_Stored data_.
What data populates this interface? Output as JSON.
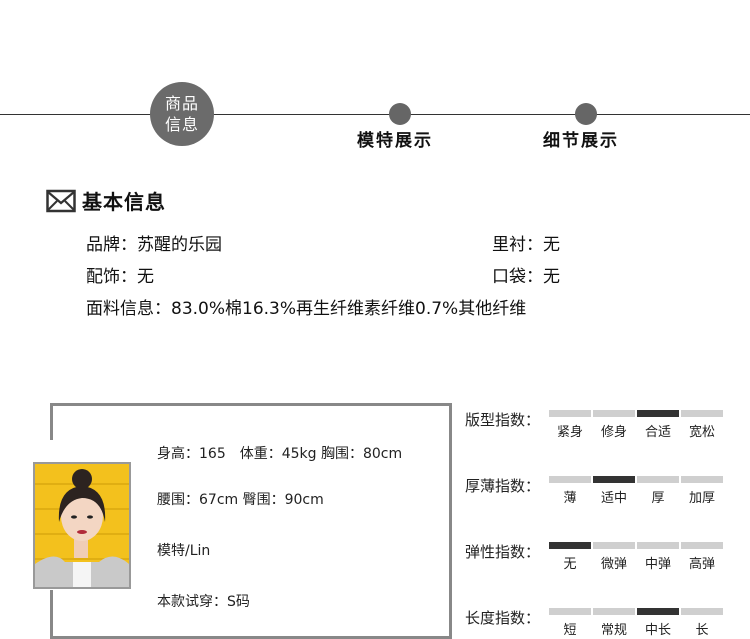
{
  "timeline": {
    "active_line1": "商品",
    "active_line2": "信息",
    "steps": [
      "模特展示",
      "细节展示"
    ]
  },
  "basic": {
    "title": "基本信息",
    "brand": "品牌：苏醒的乐园",
    "lining": "里衬：无",
    "accessory": "配饰：无",
    "pocket": "口袋：无",
    "fabric": "面料信息：83.0%棉16.3%再生纤维素纤维0.7%其他纤维"
  },
  "model": {
    "measure1": "身高：165　体重：45kg  胸围：80cm",
    "measure2": "腰围：67cm  臀围：90cm",
    "name": "模特/Lin",
    "size": "本款试穿：S码"
  },
  "indices": [
    {
      "label": "版型指数：",
      "options": [
        "紧身",
        "修身",
        "合适",
        "宽松"
      ],
      "selected": 2
    },
    {
      "label": "厚薄指数：",
      "options": [
        "薄",
        "适中",
        "厚",
        "加厚"
      ],
      "selected": 1
    },
    {
      "label": "弹性指数：",
      "options": [
        "无",
        "微弹",
        "中弹",
        "高弹"
      ],
      "selected": 0
    },
    {
      "label": "长度指数：",
      "options": [
        "短",
        "常规",
        "中长",
        "长"
      ],
      "selected": 2
    }
  ],
  "colors": {
    "accent_circle": "#6b6b6b",
    "bar_on": "#333333",
    "bar_off": "#cfcfcf"
  },
  "icons": {
    "section": "envelope-icon"
  }
}
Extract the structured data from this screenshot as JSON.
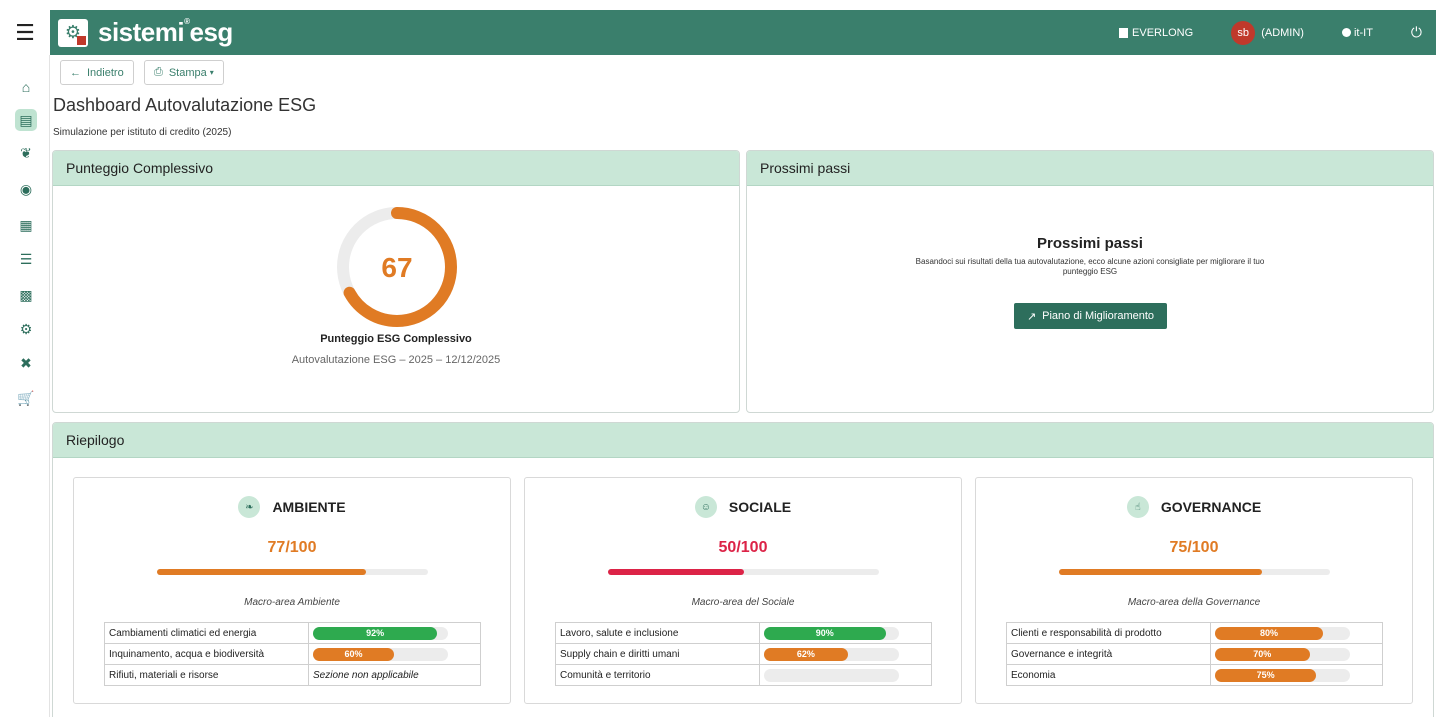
{
  "header": {
    "brand": "sistemi",
    "brand_suffix": "esg",
    "org": "EVERLONG",
    "user_initials": "sb",
    "user_role": "(ADMIN)",
    "locale": "it-IT"
  },
  "toolbar": {
    "back_label": "Indietro",
    "print_label": "Stampa"
  },
  "page": {
    "title": "Dashboard Autovalutazione ESG",
    "subtitle": "Simulazione per istituto di credito (2025)"
  },
  "overall": {
    "panel_title": "Punteggio Complessivo",
    "score": 67,
    "score_display": "67",
    "label": "Punteggio ESG Complessivo",
    "sub": "Autovalutazione ESG – 2025 – 12/12/2025",
    "color": "#e07b24"
  },
  "next_steps": {
    "panel_title": "Prossimi passi",
    "title": "Prossimi passi",
    "desc": "Basandoci sui risultati della tua autovalutazione, ecco alcune azioni consigliate per migliorare il tuo punteggio ESG",
    "button": "Piano di Miglioramento"
  },
  "summary": {
    "panel_title": "Riepilogo",
    "cards": [
      {
        "name": "AMBIENTE",
        "icon": "leaf-icon",
        "score_display": "77/100",
        "score": 77,
        "color": "#e07b24",
        "desc": "Macro-area Ambiente",
        "rows": [
          {
            "name": "Cambiamenti climatici ed energia",
            "value": 92,
            "label": "92%",
            "color": "#2eaa4f"
          },
          {
            "name": "Inquinamento, acqua e biodiversità",
            "value": 60,
            "label": "60%",
            "color": "#e07b24"
          },
          {
            "name": "Rifiuti, materiali e risorse",
            "na": "Sezione non applicabile"
          }
        ]
      },
      {
        "name": "SOCIALE",
        "icon": "users-icon",
        "score_display": "50/100",
        "score": 50,
        "color": "#dc2347",
        "desc": "Macro-area del Sociale",
        "rows": [
          {
            "name": "Lavoro, salute e inclusione",
            "value": 90,
            "label": "90%",
            "color": "#2eaa4f"
          },
          {
            "name": "Supply chain e diritti umani",
            "value": 62,
            "label": "62%",
            "color": "#e07b24"
          },
          {
            "name": "Comunità e territorio",
            "value": 0,
            "label": "",
            "color": "#dc2347"
          }
        ]
      },
      {
        "name": "GOVERNANCE",
        "icon": "thumbs-up-icon",
        "score_display": "75/100",
        "score": 75,
        "color": "#e07b24",
        "desc": "Macro-area della Governance",
        "rows": [
          {
            "name": "Clienti e responsabilità di prodotto",
            "value": 80,
            "label": "80%",
            "color": "#e07b24"
          },
          {
            "name": "Governance e integrità",
            "value": 70,
            "label": "70%",
            "color": "#e07b24"
          },
          {
            "name": "Economia",
            "value": 75,
            "label": "75%",
            "color": "#e07b24"
          }
        ]
      }
    ]
  }
}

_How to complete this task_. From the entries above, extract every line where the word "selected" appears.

_Answer for the task_.
      "selected": 2
      "selected": 1
      "selected": 0
      "selected": 2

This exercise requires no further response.